Where Are All the Women? Campaign Questions Lack of Female NGO Leaders
Friday, 8th March 2019 at 5:39 pm
Major humanitarian organisations are backing a campaign calling on civil society organisations to match the low percentage of women in leadership roles with the high percentage of women in staff.
The Fair Share Campaign, launched in Germany, has gained support from more than 10 of the largest international organisations including Oxfam, CIVICUS, Plan International, CARE, and most recently, Amnesty International.
To mark International Women’s Day on 8 March, the campaign will release a data monitor, detailing numbers of women leaders, with data from the organisations which have signed up to the campaign.
Our very simple ask: "We call on all civil society organisations to match the percentage of women in their staff with the percentage of women in their leadership". Join us to secure a #FairShare of #WomenLeaders in #CivilSociety organisations
— FairShareWL (@fair_wl) March 6, 2019
Kumi Naidoo, Amnesty International general secretary, said in a video shared to Twitter that all areas of society, including NGOs, needed to be held accountable in the fight for equality.
Did you know that on average 70% of employees at NGOs are women, but 70% of the leaders are men?
— Kumi Naidoo (@kuminaidoo) March 7, 2019
“On average, 70 per cent of positions in NGOs are held by women, but that is not matched at the very senior levels,” Naidoo said.
“The same is true of the International Secretariat at Amnesty International, which I lead.”
He said he would commit to increasing the number of women in senior leadership and board positions at Amnesty International.
“Our aim is to have 70 per cent of these positions occupied by women by 2030, ideally well before then,” he said.
While World Vision Australia has not signed up to the campaign, its CEO Claire Rogers told Pro Bono News the campaign was admirable and that having women in senior leadership positions was vital to the impact an organisation could have.
“I think it’s absolutely essential that organisations get it right because I don’t think they can do the job properly [without women],” Rogers said.
“Women and girls in poverty contexts face unique challenges, and so having women work in the space, who have that ability to really understand the issues, will then ensure that our programs work well. It’s vital they are leading the charge.”
She said the issue was no worse in civil society than any other sector, but an effort still had to be made.

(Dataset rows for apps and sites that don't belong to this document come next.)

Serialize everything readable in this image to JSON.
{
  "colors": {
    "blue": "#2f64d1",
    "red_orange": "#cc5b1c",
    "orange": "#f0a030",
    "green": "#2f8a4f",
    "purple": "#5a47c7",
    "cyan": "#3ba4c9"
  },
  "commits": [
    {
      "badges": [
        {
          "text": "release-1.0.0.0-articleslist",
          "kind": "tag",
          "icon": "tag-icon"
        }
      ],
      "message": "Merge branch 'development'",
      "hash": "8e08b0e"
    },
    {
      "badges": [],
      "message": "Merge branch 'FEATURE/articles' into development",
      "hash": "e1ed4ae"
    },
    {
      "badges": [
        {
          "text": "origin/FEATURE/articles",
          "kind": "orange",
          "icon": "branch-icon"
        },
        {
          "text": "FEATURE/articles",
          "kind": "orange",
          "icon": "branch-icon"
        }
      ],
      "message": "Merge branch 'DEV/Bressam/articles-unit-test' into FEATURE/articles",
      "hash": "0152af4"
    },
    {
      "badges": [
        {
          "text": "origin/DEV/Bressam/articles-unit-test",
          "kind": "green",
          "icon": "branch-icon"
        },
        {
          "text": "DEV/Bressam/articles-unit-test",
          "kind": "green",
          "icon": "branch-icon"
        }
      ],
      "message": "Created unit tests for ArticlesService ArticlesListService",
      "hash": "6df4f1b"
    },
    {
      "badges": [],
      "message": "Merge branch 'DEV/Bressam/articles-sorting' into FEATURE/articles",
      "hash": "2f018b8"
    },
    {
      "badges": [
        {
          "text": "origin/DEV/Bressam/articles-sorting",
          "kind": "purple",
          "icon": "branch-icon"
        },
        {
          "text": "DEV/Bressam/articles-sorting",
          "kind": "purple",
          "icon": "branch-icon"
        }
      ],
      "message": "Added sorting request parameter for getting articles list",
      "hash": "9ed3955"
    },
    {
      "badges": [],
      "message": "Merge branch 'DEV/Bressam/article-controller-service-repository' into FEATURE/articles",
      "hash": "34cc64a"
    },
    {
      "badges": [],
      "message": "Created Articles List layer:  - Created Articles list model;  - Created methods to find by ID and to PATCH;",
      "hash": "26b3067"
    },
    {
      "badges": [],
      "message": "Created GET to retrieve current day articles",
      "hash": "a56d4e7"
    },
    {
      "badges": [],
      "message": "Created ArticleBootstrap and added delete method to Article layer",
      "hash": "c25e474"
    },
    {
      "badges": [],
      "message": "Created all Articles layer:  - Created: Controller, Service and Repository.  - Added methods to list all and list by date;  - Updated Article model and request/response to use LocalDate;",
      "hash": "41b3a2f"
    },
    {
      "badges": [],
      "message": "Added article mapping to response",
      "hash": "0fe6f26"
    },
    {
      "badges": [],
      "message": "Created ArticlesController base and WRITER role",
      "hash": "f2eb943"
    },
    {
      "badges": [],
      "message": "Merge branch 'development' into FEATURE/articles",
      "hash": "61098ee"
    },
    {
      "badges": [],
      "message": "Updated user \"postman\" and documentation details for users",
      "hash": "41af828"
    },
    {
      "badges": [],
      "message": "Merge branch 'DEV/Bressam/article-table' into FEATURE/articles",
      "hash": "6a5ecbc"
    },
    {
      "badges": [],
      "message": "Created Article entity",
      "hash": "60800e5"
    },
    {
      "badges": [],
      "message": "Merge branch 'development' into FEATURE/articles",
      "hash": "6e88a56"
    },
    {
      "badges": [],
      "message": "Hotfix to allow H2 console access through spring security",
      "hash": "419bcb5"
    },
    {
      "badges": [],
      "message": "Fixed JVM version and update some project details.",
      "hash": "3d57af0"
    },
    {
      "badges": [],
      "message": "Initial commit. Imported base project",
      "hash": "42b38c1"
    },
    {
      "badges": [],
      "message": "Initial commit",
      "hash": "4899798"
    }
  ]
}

“You need a board that’s got good gender representation, and makes sure you have pay equity across your organisation, which is what I first looked at when I became CEO, and we did have that,” she said.
“You’ve also just got to hire women if you want to change anything. In our leadership team, 60 per cent are women, and I’ve watched them then hire women into senior positions.”
She said encouraging a culture of speaking up when something wasn’t okay was also important to address problems around discrimination when they arose.
“There needs to be a willingness and an openness in the culture to actually talk about this stuff,” Rogers said.
But she also said it was important to not “over-correct” the problem, because to change wider attitudes on the issue, men still needed to be at the table.
“In development, we work in very conservative cultures, and one of the challenges here is that men in conservative cultures listen to men, who could articulate a case for change,” she said.
“So it’s definitely vital for women to be in senior positions, but we need men at the table as well.”